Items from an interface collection
=== Begin Enclosure ===

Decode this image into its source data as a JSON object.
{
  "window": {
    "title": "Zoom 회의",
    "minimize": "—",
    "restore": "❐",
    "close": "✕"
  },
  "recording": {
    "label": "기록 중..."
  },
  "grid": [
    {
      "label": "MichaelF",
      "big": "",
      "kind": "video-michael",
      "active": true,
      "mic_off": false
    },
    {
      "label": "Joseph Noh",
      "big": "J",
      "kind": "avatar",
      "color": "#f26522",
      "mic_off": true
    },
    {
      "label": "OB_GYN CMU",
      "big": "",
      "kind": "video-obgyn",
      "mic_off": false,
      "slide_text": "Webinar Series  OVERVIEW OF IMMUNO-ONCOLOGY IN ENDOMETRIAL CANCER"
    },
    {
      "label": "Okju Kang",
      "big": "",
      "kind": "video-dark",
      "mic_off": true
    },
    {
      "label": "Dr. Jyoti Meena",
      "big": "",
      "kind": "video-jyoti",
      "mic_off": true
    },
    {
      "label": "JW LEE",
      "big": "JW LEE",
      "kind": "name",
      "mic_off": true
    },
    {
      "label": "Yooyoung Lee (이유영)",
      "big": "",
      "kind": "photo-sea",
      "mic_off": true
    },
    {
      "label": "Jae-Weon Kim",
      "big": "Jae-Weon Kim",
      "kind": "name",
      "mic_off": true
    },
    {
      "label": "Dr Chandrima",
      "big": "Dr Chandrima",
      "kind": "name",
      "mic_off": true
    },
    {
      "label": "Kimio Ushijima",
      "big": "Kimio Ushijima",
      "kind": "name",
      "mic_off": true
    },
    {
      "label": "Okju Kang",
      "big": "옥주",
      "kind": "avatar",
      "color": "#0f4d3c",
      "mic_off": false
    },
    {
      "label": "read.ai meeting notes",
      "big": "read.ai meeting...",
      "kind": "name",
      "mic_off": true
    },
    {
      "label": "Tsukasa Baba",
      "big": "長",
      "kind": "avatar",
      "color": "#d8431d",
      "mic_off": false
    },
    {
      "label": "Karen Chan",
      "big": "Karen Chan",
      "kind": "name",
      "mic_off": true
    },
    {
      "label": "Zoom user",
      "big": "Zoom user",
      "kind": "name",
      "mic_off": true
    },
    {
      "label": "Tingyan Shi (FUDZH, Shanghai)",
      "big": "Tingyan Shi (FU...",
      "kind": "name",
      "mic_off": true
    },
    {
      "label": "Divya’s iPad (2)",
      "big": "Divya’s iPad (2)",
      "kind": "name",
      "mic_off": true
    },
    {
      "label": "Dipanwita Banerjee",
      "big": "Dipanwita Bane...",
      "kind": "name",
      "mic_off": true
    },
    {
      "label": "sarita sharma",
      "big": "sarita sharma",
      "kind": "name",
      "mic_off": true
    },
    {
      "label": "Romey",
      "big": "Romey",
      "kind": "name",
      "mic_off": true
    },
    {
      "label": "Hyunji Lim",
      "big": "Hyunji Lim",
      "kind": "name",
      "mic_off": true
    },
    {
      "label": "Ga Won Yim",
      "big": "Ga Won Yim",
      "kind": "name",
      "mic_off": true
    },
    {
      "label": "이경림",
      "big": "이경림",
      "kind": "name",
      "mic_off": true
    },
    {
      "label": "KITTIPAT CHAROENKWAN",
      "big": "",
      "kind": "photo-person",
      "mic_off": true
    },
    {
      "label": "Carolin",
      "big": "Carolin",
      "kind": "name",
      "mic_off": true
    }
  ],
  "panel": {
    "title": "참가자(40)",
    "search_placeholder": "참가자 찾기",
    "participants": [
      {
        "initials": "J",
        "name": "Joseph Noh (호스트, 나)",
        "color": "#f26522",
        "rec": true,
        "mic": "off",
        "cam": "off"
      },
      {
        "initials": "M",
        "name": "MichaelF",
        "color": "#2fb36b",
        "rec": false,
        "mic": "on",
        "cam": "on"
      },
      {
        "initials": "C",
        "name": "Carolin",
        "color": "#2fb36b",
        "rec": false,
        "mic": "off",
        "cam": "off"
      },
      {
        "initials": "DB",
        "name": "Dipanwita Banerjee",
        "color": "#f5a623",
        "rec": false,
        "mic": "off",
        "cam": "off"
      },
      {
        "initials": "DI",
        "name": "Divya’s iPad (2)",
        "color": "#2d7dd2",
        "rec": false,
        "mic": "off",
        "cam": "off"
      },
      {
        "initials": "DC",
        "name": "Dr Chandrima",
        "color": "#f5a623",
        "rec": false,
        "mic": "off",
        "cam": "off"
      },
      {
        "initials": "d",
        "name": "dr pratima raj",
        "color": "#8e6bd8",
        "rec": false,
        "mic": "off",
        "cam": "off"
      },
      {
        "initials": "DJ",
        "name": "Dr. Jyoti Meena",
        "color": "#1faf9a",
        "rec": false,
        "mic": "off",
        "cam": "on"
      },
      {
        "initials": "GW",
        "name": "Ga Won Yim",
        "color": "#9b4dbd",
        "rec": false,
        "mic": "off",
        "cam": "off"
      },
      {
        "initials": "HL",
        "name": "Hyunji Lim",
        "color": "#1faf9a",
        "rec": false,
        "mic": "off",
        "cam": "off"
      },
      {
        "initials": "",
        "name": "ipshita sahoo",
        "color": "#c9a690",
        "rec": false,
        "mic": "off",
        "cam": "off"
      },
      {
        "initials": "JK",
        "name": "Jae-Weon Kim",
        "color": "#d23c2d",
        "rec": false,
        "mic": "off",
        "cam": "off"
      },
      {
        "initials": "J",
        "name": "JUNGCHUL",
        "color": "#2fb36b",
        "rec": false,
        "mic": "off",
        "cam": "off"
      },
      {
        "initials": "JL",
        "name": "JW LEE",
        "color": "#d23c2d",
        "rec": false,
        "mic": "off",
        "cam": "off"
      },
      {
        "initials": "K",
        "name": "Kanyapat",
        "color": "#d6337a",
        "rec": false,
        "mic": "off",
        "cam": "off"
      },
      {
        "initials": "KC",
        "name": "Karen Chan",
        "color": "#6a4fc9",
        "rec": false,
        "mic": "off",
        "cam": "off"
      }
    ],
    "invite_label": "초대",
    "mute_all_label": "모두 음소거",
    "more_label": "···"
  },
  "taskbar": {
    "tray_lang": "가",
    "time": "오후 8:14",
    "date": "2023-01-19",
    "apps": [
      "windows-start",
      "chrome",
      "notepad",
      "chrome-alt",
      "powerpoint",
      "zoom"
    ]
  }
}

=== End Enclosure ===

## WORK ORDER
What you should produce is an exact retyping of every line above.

## YOUR RESPONSE
Decode this image into its source data as a JSON object.
{
  "window": {
    "title": "Zoom 회의",
    "minimize": "—",
    "restore": "❐",
    "close": "✕"
  },
  "recording": {
    "label": "기록 중..."
  },
  "grid": [
    {
      "label": "MichaelF",
      "big": "",
      "kind": "video-michael",
      "active": true,
      "mic_off": false
    },
    {
      "label": "Joseph Noh",
      "big": "J",
      "kind": "avatar",
      "color": "#f26522",
      "mic_off": true
    },
    {
      "label": "OB_GYN CMU",
      "big": "",
      "kind": "video-obgyn",
      "mic_off": false,
      "slide_text": "Webinar Series  OVERVIEW OF IMMUNO-ONCOLOGY IN ENDOMETRIAL CANCER"
    },
    {
      "label": "Okju Kang",
      "big": "",
      "kind": "video-dark",
      "mic_off": true
    },
    {
      "label": "Dr. Jyoti Meena",
      "big": "",
      "kind": "video-jyoti",
      "mic_off": true
    },
    {
      "label": "JW LEE",
      "big": "JW LEE",
      "kind": "name",
      "mic_off": true
    },
    {
      "label": "Yooyoung Lee (이유영)",
      "big": "",
      "kind": "photo-sea",
      "mic_off": true
    },
    {
      "label": "Jae-Weon Kim",
      "big": "Jae-Weon Kim",
      "kind": "name",
      "mic_off": true
    },
    {
      "label": "Dr Chandrima",
      "big": "Dr Chandrima",
      "kind": "name",
      "mic_off": true
    },
    {
      "label": "Kimio Ushijima",
      "big": "Kimio Ushijima",
      "kind": "name",
      "mic_off": true
    },
    {
      "label": "Okju Kang",
      "big": "옥주",
      "kind": "avatar",
      "color": "#0f4d3c",
      "mic_off": false
    },
    {
      "label": "read.ai meeting notes",
      "big": "read.ai meeting...",
      "kind": "name",
      "mic_off": true
    },
    {
      "label": "Tsukasa Baba",
      "big": "長",
      "kind": "avatar",
      "color": "#d8431d",
      "mic_off": false
    },
    {
      "label": "Karen Chan",
      "big": "Karen Chan",
      "kind": "name",
      "mic_off": true
    },
    {
      "label": "Zoom user",
      "big": "Zoom user",
      "kind": "name",
      "mic_off": true
    },
    {
      "label": "Tingyan Shi (FUDZH, Shanghai)",
      "big": "Tingyan Shi (FU...",
      "kind": "name",
      "mic_off": true
    },
    {
      "label": "Divya’s iPad (2)",
      "big": "Divya’s iPad (2)",
      "kind": "name",
      "mic_off": true
    },
    {
      "label": "Dipanwita Banerjee",
      "big": "Dipanwita Bane...",
      "kind": "name",
      "mic_off": true
    },
    {
      "label": "sarita sharma",
      "big": "sarita sharma",
      "kind": "name",
      "mic_off": true
    },
    {
      "label": "Romey",
      "big": "Romey",
      "kind": "name",
      "mic_off": true
    },
    {
      "label": "Hyunji Lim",
      "big": "Hyunji Lim",
      "kind": "name",
      "mic_off": true
    },
    {
      "label": "Ga Won Yim",
      "big": "Ga Won Yim",
      "kind": "name",
      "mic_off": true
    },
    {
      "label": "이경림",
      "big": "이경림",
      "kind": "name",
      "mic_off": true
    },
    {
      "label": "KITTIPAT CHAROENKWAN",
      "big": "",
      "kind": "photo-person",
      "mic_off": true
    },
    {
      "label": "Carolin",
      "big": "Carolin",
      "kind": "name",
      "mic_off": true
    }
  ],
  "panel": {
    "title": "참가자(40)",
    "search_placeholder": "참가자 찾기",
    "participants": [
      {
        "initials": "J",
        "name": "Joseph Noh (호스트, 나)",
        "color": "#f26522",
        "rec": true,
        "mic": "off",
        "cam": "off"
      },
      {
        "initials": "M",
        "name": "MichaelF",
        "color": "#2fb36b",
        "rec": false,
        "mic": "on",
        "cam": "on"
      },
      {
        "initials": "C",
        "name": "Carolin",
        "color": "#2fb36b",
        "rec": false,
        "mic": "off",
        "cam": "off"
      },
      {
        "initials": "DB",
        "name": "Dipanwita Banerjee",
        "color": "#f5a623",
        "rec": false,
        "mic": "off",
        "cam": "off"
      },
      {
        "initials": "DI",
        "name": "Divya’s iPad (2)",
        "color": "#2d7dd2",
        "rec": false,
        "mic": "off",
        "cam": "off"
      },
      {
        "initials": "DC",
        "name": "Dr Chandrima",
        "color": "#f5a623",
        "rec": false,
        "mic": "off",
        "cam": "off"
      },
      {
        "initials": "d",
        "name": "dr pratima raj",
        "color": "#8e6bd8",
        "rec": false,
        "mic": "off",
        "cam": "off"
      },
      {
        "initials": "DJ",
        "name": "Dr. Jyoti Meena",
        "color": "#1faf9a",
        "rec": false,
        "mic": "off",
        "cam": "on"
      },
      {
        "initials": "GW",
        "name": "Ga Won Yim",
        "color": "#9b4dbd",
        "rec": false,
        "mic": "off",
        "cam": "off"
      },
      {
        "initials": "HL",
        "name": "Hyunji Lim",
        "color": "#1faf9a",
        "rec": false,
        "mic": "off",
        "cam": "off"
      },
      {
        "initials": "",
        "name": "ipshita sahoo",
        "color": "#c9a690",
        "rec": false,
        "mic": "off",
        "cam": "off"
      },
      {
        "initials": "JK",
        "name": "Jae-Weon Kim",
        "color": "#d23c2d",
        "rec": false,
        "mic": "off",
        "cam": "off"
      },
      {
        "initials": "J",
        "name": "JUNGCHUL",
        "color": "#2fb36b",
        "rec": false,
        "mic": "off",
        "cam": "off"
      },
      {
        "initials": "JL",
        "name": "JW LEE",
        "color": "#d23c2d",
        "rec": false,
        "mic": "off",
        "cam": "off"
      },
      {
        "initials": "K",
        "name": "Kanyapat",
        "color": "#d6337a",
        "rec": false,
        "mic": "off",
        "cam": "off"
      },
      {
        "initials": "KC",
        "name": "Karen Chan",
        "color": "#6a4fc9",
        "rec": false,
        "mic": "off",
        "cam": "off"
      }
    ],
    "invite_label": "초대",
    "mute_all_label": "모두 음소거",
    "more_label": "···"
  },
  "taskbar": {
    "tray_lang": "가",
    "time": "오후 8:14",
    "date": "2023-01-19",
    "apps": [
      "windows-start",
      "chrome",
      "notepad",
      "chrome-alt",
      "powerpoint",
      "zoom"
    ]
  }
}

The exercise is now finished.